*Work to complete*
Take each line below that has "into" and copy it.

━━━ Exercise materials ━━━

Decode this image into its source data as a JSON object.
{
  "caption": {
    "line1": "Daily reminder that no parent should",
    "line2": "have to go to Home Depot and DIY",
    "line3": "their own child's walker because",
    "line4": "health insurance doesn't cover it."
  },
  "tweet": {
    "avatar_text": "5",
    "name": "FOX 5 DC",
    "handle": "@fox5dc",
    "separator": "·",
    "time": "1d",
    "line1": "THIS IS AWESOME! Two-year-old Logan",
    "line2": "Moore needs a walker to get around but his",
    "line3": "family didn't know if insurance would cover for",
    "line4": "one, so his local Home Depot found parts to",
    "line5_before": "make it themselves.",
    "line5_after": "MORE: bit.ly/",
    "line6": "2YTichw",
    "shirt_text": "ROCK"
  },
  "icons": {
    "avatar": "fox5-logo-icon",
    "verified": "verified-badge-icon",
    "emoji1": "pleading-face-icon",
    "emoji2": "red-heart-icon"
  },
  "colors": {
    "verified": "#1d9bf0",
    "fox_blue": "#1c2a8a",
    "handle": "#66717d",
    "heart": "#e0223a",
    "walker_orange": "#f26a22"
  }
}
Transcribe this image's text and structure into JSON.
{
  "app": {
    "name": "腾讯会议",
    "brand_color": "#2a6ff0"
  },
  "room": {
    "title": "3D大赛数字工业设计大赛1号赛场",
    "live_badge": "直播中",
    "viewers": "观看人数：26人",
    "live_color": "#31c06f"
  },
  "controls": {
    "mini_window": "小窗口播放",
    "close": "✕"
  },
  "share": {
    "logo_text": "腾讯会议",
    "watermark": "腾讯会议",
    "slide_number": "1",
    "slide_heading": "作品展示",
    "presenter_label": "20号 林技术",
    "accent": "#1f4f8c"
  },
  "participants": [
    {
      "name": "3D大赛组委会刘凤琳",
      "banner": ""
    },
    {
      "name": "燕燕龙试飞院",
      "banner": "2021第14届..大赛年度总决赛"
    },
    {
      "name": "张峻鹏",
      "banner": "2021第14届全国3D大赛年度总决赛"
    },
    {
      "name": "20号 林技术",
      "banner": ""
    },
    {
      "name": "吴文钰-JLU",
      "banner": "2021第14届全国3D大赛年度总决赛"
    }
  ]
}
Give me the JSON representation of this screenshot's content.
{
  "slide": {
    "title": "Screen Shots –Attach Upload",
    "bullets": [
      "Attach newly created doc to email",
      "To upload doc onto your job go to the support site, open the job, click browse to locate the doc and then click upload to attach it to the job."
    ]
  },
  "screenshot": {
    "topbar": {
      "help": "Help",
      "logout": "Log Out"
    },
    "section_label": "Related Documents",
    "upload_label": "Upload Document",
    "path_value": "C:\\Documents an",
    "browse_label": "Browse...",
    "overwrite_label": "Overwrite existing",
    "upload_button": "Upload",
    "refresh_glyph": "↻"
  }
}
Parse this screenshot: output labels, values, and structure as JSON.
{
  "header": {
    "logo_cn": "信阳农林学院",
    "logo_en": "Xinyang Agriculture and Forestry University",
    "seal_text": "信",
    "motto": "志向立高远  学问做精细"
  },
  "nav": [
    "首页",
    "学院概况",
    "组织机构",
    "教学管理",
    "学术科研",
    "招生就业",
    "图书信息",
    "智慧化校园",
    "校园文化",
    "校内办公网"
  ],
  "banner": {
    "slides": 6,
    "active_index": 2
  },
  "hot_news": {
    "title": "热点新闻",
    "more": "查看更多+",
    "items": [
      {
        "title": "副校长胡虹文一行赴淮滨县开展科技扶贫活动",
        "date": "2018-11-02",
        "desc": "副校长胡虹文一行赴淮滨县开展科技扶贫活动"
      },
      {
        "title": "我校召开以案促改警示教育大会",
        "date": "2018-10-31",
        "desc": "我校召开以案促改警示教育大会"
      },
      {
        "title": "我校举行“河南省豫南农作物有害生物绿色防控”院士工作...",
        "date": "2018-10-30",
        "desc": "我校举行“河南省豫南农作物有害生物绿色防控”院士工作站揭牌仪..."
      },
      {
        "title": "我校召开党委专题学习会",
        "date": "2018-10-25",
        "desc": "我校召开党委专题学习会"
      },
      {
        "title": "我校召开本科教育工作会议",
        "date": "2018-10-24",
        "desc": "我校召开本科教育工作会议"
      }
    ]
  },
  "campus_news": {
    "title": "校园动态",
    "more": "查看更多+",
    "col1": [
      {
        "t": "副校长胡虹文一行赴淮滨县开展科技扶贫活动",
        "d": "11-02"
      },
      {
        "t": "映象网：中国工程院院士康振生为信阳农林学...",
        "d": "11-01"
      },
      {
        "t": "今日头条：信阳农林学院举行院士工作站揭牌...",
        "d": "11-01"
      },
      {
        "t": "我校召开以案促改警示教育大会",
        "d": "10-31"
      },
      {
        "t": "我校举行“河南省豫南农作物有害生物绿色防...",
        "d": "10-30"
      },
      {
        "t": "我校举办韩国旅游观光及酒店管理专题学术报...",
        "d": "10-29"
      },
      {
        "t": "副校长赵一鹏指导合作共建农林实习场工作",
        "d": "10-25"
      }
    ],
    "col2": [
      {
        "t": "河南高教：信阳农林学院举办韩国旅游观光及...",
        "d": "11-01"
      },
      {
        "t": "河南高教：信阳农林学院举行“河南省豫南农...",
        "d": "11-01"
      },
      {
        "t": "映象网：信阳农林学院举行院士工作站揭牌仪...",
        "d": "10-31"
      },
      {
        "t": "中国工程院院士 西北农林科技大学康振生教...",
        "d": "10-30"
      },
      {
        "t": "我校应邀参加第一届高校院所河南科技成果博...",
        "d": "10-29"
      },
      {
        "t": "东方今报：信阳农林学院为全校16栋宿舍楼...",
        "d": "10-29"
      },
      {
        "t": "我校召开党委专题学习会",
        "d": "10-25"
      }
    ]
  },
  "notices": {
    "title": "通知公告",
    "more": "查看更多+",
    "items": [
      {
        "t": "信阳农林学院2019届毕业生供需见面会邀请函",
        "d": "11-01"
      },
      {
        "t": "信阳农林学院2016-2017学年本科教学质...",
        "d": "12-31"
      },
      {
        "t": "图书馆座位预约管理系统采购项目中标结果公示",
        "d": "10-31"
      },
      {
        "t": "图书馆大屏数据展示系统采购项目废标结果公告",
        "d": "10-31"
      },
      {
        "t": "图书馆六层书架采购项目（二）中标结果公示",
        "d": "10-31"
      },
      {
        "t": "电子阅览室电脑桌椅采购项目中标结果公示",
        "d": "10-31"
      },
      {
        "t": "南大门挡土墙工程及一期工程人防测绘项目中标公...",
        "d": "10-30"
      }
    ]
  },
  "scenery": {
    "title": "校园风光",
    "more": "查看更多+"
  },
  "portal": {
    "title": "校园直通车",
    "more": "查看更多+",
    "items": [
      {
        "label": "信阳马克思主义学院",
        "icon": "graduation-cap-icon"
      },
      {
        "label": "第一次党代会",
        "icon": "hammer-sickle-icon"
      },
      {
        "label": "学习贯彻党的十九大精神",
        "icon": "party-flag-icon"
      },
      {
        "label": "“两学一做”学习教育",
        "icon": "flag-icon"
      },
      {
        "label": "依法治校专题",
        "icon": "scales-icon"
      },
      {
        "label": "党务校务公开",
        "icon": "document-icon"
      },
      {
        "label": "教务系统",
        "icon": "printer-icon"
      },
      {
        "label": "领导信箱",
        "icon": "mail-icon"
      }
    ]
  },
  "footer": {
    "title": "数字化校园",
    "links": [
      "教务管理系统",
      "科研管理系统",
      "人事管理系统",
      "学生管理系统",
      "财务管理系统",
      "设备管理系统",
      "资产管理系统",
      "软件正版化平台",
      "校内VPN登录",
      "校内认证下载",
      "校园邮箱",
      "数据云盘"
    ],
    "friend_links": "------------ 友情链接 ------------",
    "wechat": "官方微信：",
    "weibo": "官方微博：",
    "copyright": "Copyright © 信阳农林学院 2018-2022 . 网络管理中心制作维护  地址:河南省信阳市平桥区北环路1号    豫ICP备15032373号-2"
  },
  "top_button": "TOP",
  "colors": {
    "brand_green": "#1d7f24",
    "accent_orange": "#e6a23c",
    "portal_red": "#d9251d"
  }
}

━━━

*Task solution*
Decode this image into its source data as a JSON object.
Transcribe this image's text and structure into JSON.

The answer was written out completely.